In other news, it looks like Joe Biden is going to be the Democratic nominee for President, after successfully consolidating the centrist vote and seeing off the progressive challenge of Bernie Sanders. I think this is a big gamble for the Democrats; they are going for what is essentially a rematch of 2016, and it didn’t work out too well last time. Of course that’s assuming that the poll goes ahead in November; Trump may try to use the dislocation caused by the Covid-19 pandemic as an excuse to cancel the popular vote. As Hillary Clinton found out, Presidents are not elected by the people, but by the Electoral College, which in turn is appointed by the State Legislatures. In modern times the Legislatures have selected Electors based on the result of the popular vote, but there is nothing in the Constitution to say that they have to do that, leaving the way open for Republican-controlled states (of which there are enough to guarantee a majority in the College) to simply hand re-election to Trump. This would presumably precipitate some sort of civil war, so it might be a step too far even for Trump, who, as incumbent, has a better than even chance of prevailing in a fair contest, but, the way the world is going these days, it’s hard to say that anything is unimaginable.

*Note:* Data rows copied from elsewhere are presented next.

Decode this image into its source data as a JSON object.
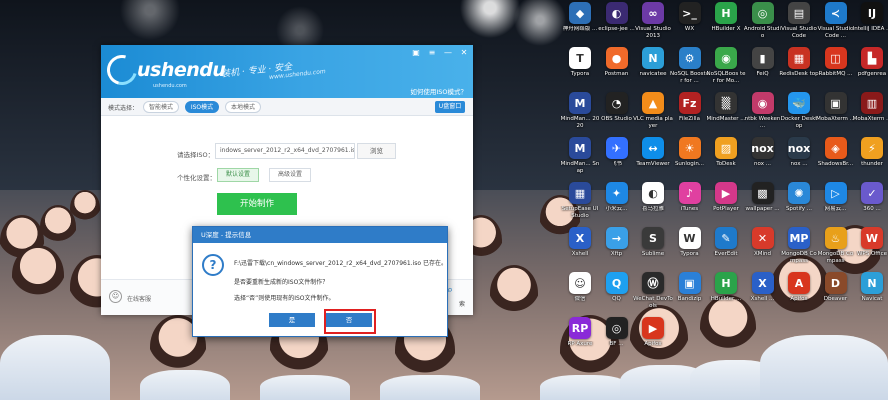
{
  "desktop": {
    "icons": [
      {
        "label": "神舟网络版 ...",
        "icon": "hp-icon",
        "color": "#2d6fb6",
        "glyph": "◆"
      },
      {
        "label": "eclipse-jee ...",
        "icon": "eclipse-icon",
        "color": "#3b2a72",
        "glyph": "◐"
      },
      {
        "label": "Visual Studio 2013",
        "icon": "visual-studio-icon",
        "color": "#6c3aa6",
        "glyph": "∞"
      },
      {
        "label": "WX",
        "icon": "wx-icon",
        "color": "#222222",
        "glyph": ">_"
      },
      {
        "label": "HBuilder X",
        "icon": "hbuilder-icon",
        "color": "#2aa34a",
        "glyph": "H"
      },
      {
        "label": "Android Studio",
        "icon": "android-studio-icon",
        "color": "#3a8f4a",
        "glyph": "◎"
      },
      {
        "label": "Visual Studio Code",
        "icon": "vscode-icon",
        "color": "#444444",
        "glyph": "▤"
      },
      {
        "label": "Visual Studio Code ...",
        "icon": "vscode-icon",
        "color": "#1e7acb",
        "glyph": "≺"
      },
      {
        "label": "IntelliJ IDEA ...",
        "icon": "intellij-icon",
        "color": "#111111",
        "glyph": "IJ"
      },
      {
        "label": "Typora",
        "icon": "typora-icon",
        "color": "#ffffff",
        "glyph": "T"
      },
      {
        "label": "Postman",
        "icon": "postman-icon",
        "color": "#f06a2a",
        "glyph": "●"
      },
      {
        "label": "navicatee",
        "icon": "navicat-icon",
        "color": "#2c9fd8",
        "glyph": "N"
      },
      {
        "label": "NoSQL Booster for ...",
        "icon": "nosqlbooster-icon",
        "color": "#2a7fc8",
        "glyph": "⚙"
      },
      {
        "label": "NoSQLBoos ter for Mo...",
        "icon": "nosqlbooster-icon",
        "color": "#3aa84a",
        "glyph": "◉"
      },
      {
        "label": "FeiQ",
        "icon": "feiq-icon",
        "color": "#444444",
        "glyph": "▮"
      },
      {
        "label": "RedisDesk top",
        "icon": "redis-icon",
        "color": "#c83222",
        "glyph": "▦"
      },
      {
        "label": "RabbitMQ ...",
        "icon": "rabbitmq-icon",
        "color": "#d8361e",
        "glyph": "◫"
      },
      {
        "label": "pdfgenrea",
        "icon": "pdf-icon",
        "color": "#c62828",
        "glyph": "▙"
      },
      {
        "label": "MindMan... 2020",
        "icon": "mindmanager-icon",
        "color": "#2a4a9a",
        "glyph": "M"
      },
      {
        "label": "OBS Studio",
        "icon": "obs-icon",
        "color": "#222222",
        "glyph": "◔"
      },
      {
        "label": "VLC media player",
        "icon": "vlc-icon",
        "color": "#f28c1a",
        "glyph": "▲"
      },
      {
        "label": "FileZilla",
        "icon": "filezilla-icon",
        "color": "#b22222",
        "glyph": "Fz"
      },
      {
        "label": "MindMaster ...",
        "icon": "mindmaster-icon",
        "color": "#333333",
        "glyph": "▒"
      },
      {
        "label": "ntbk Weeken ...",
        "icon": "ntbk-icon",
        "color": "#c23a6a",
        "glyph": "◉"
      },
      {
        "label": "Docker Desktop",
        "icon": "docker-icon",
        "color": "#2496ed",
        "glyph": "🐳"
      },
      {
        "label": "MobaXterm ...",
        "icon": "mobaxterm-icon",
        "color": "#333333",
        "glyph": "▣"
      },
      {
        "label": "MobaXterm ...",
        "icon": "mobaxterm-icon",
        "color": "#8a1a1a",
        "glyph": "▥"
      },
      {
        "label": "MindMan... Snap",
        "icon": "mindmanager-icon",
        "color": "#2a4a9a",
        "glyph": "M"
      },
      {
        "label": "飞书",
        "icon": "feishu-icon",
        "color": "#3370ff",
        "glyph": "✈"
      },
      {
        "label": "TeamViewer",
        "icon": "teamviewer-icon",
        "color": "#0e8ee9",
        "glyph": "↔"
      },
      {
        "label": "Sunlogin...",
        "icon": "sunlogin-icon",
        "color": "#f07820",
        "glyph": "☀"
      },
      {
        "label": "ToDesk",
        "icon": "todesk-icon",
        "color": "#f0a020",
        "glyph": "▨"
      },
      {
        "label": "nox ...",
        "icon": "nox-icon",
        "color": "#333333",
        "glyph": "nox"
      },
      {
        "label": "nox ...",
        "icon": "nox-icon",
        "color": "#2a3a4a",
        "glyph": "nox"
      },
      {
        "label": "ShadowsBr...",
        "icon": "shadowsbr-icon",
        "color": "#e85a1a",
        "glyph": "◈"
      },
      {
        "label": "thunder",
        "icon": "thunder-icon",
        "color": "#f0a020",
        "glyph": "⚡"
      },
      {
        "label": "SetupEase UI Studio",
        "icon": "setup-icon",
        "color": "#2a4a9a",
        "glyph": "▦"
      },
      {
        "label": "小米云...",
        "icon": "mi-icon",
        "color": "#1e88e5",
        "glyph": "✦"
      },
      {
        "label": "喜马拉雅",
        "icon": "ximalaya-icon",
        "color": "#ffffff",
        "glyph": "◐"
      },
      {
        "label": "iTunes",
        "icon": "itunes-icon",
        "color": "#e040a0",
        "glyph": "♪"
      },
      {
        "label": "PotPlayer",
        "icon": "potplayer-icon",
        "color": "#d4388a",
        "glyph": "▶"
      },
      {
        "label": "wallpaper ...",
        "icon": "wallpaper-icon",
        "color": "#222222",
        "glyph": "▩"
      },
      {
        "label": "Spotify ...",
        "icon": "spotify-icon",
        "color": "#2a88d8",
        "glyph": "✺"
      },
      {
        "label": "网易云...",
        "icon": "netease-icon",
        "color": "#1e88e5",
        "glyph": "▷"
      },
      {
        "label": "360 ...",
        "icon": "safe-icon",
        "color": "#6a5acd",
        "glyph": "✓"
      },
      {
        "label": "Xshell",
        "icon": "xshell-icon",
        "color": "#2a60c8",
        "glyph": "X"
      },
      {
        "label": "Xftp",
        "icon": "xftp-icon",
        "color": "#3aa0e8",
        "glyph": "→"
      },
      {
        "label": "Sublime",
        "icon": "sublime-icon",
        "color": "#3a3a3a",
        "glyph": "S"
      },
      {
        "label": "Typora",
        "icon": "typora-icon",
        "color": "#ffffff",
        "glyph": "W"
      },
      {
        "label": "EverEdit",
        "icon": "everedit-icon",
        "color": "#1e7acb",
        "glyph": "✎"
      },
      {
        "label": "XMind",
        "icon": "xmind-icon",
        "color": "#d83a2a",
        "glyph": "✕"
      },
      {
        "label": "MongoDB Compass",
        "icon": "mpc-icon",
        "color": "#2a60c8",
        "glyph": "MP"
      },
      {
        "label": "MongoDB Compass",
        "icon": "mongodb-icon",
        "color": "#e8a01a",
        "glyph": "♨"
      },
      {
        "label": "WPS Office",
        "icon": "wps-icon",
        "color": "#d83a2a",
        "glyph": "W"
      },
      {
        "label": "微信",
        "icon": "wechat-icon",
        "color": "#ffffff",
        "glyph": "☺"
      },
      {
        "label": "QQ",
        "icon": "qq-icon",
        "color": "#1ea0f0",
        "glyph": "Q"
      },
      {
        "label": "WeChat DevTools",
        "icon": "devtools-icon",
        "color": "#2a2a2a",
        "glyph": "Ⓦ"
      },
      {
        "label": "Bandizip",
        "icon": "bandizip-icon",
        "color": "#2a80d8",
        "glyph": "▣"
      },
      {
        "label": "HBuilder ...",
        "icon": "hbuilder-icon",
        "color": "#2aa34a",
        "glyph": "H"
      },
      {
        "label": "Xshell ...",
        "icon": "xshell-icon",
        "color": "#2a60c8",
        "glyph": "X"
      },
      {
        "label": "Apifox",
        "icon": "apifox-icon",
        "color": "#d8361e",
        "glyph": "A"
      },
      {
        "label": "Dbeaver",
        "icon": "dbeaver-icon",
        "color": "#8a4a2a",
        "glyph": "D"
      },
      {
        "label": "Navicat",
        "icon": "navicat-icon",
        "color": "#2c9fd8",
        "glyph": "N"
      },
      {
        "label": "RP Axure",
        "icon": "rp-icon",
        "color": "#8a2ad8",
        "glyph": "RP"
      },
      {
        "label": "BF ...",
        "icon": "bf-icon",
        "color": "#222222",
        "glyph": "◎"
      },
      {
        "label": "Apifox",
        "icon": "apifox-icon",
        "color": "#d8361e",
        "glyph": "▶"
      }
    ]
  },
  "app": {
    "brand": "ushendu",
    "brand_sub": "ushendu.com",
    "slogan": "装机 · 专业 · 安全",
    "slogan_url": "www.ushendu.com",
    "help_link": "如何使用ISO模式？",
    "mode_label": "模式选择：",
    "modes": [
      "智能模式",
      "ISO模式",
      "本地模式"
    ],
    "usb_window_btn": "U盘窗口",
    "iso_label": "请选择ISO：",
    "iso_value": "indows_server_2012_r2_x64_dvd_2707961.iso",
    "browse": "浏览",
    "personal_label": "个性化设置：",
    "set_default": "默认设置",
    "set_advanced": "高级设置",
    "start": "开始制作",
    "customer_service": "在线客服",
    "search_text": "索"
  },
  "dialog": {
    "title": "U深度 - 提示信息",
    "line1": "F:\\迅雷下载\\cn_windows_server_2012_r2_x64_dvd_2707961.iso 已存在。",
    "line2": "是否要重新生成新的ISO文件制作？",
    "line3": "选择“否”则使用现有的ISO文件制作。",
    "yes": "是",
    "no": "否"
  }
}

A plague on all our houses

I was going to comment that recent events had made the light-hearted tone of my last post on this topic look rather inappropriate, but then it occurred to me that, as our Chinese readers might point out, the only aspect of the Coronavirus crisis that had really changed since I last wrote about it was that people in Europe had started dying too, so asking for my previous comments to be excused, on the grounds that I didn’t know how bad it was going to get (for us), would only compound my appalling insensitivity.

If there was any sort of cosmic justice I would now be struck down by a particularly unpleasant case of pneumonia or something, but the one part of my last post that was accurate was the observation that I, shielded as I am by several layers of privilege, am unlikely to experience any serious adversity as a result of the pandemic. I have had to cancel my spring vacation, and I’ll probably have a few days of mild discomfort when the virus catches up with me, but beyond that I’m unlikely to suffer much. There’s an outside chance that I’ll be drafted in to help treat victims of the outbreak, which would be penance of a sort, though if the health service collapsed to the extent that they needed me on the front line then we’d be only a couple of steps above a Mad Max style apocalypse, so hopefully things won’t get to that stage.

I like to think that I’m not too parochial in my outlook, but events like these remind me that I have more progress to make in that regard than it’s comfortable to admit. However this situation works out, if it encourages people to start thinking a little more globally, then perhaps we’ll be in a better state to deal with the next pandemic that comes around.

Super Tuesday 2020

As predicted, the Democratic primary race is resolving into a fight between Bernie Sanders and A. Moderate, though the identity of the centrist champion is still unclear. The withdrawal of Pete Buttigieg and Amy Klobuchar should, theoretically at least, benefit Joe Biden, after a good showing in South Carolina seemed to substantiate his claim that he can win support across a broad demographic. Michael Bloomberg is on the ballot for the first time tomorrow though, counting on the billion dollars or so that he has dropped on political advertising being enough to buy him victory. Progressives will be hoping that the result will be a split in the moderate vote, allowing Bernie to cruise to a commanding lead in the delegate count, now that Elizabeth Warren’s momentum looks to be fading.

So, an exciting day in prospect tomorrow. I don’t have a vote, obviously, but I do know a few US citizens, who are all behind Bernie, so I’ll make sure they turn out for the Democrats Abroad primary. I’m sticking to my position that a left-focused campaign is the best way to defeat Trump; we’ll soon find out if the good people of American Samoa, Vermont, and points in between agree with me.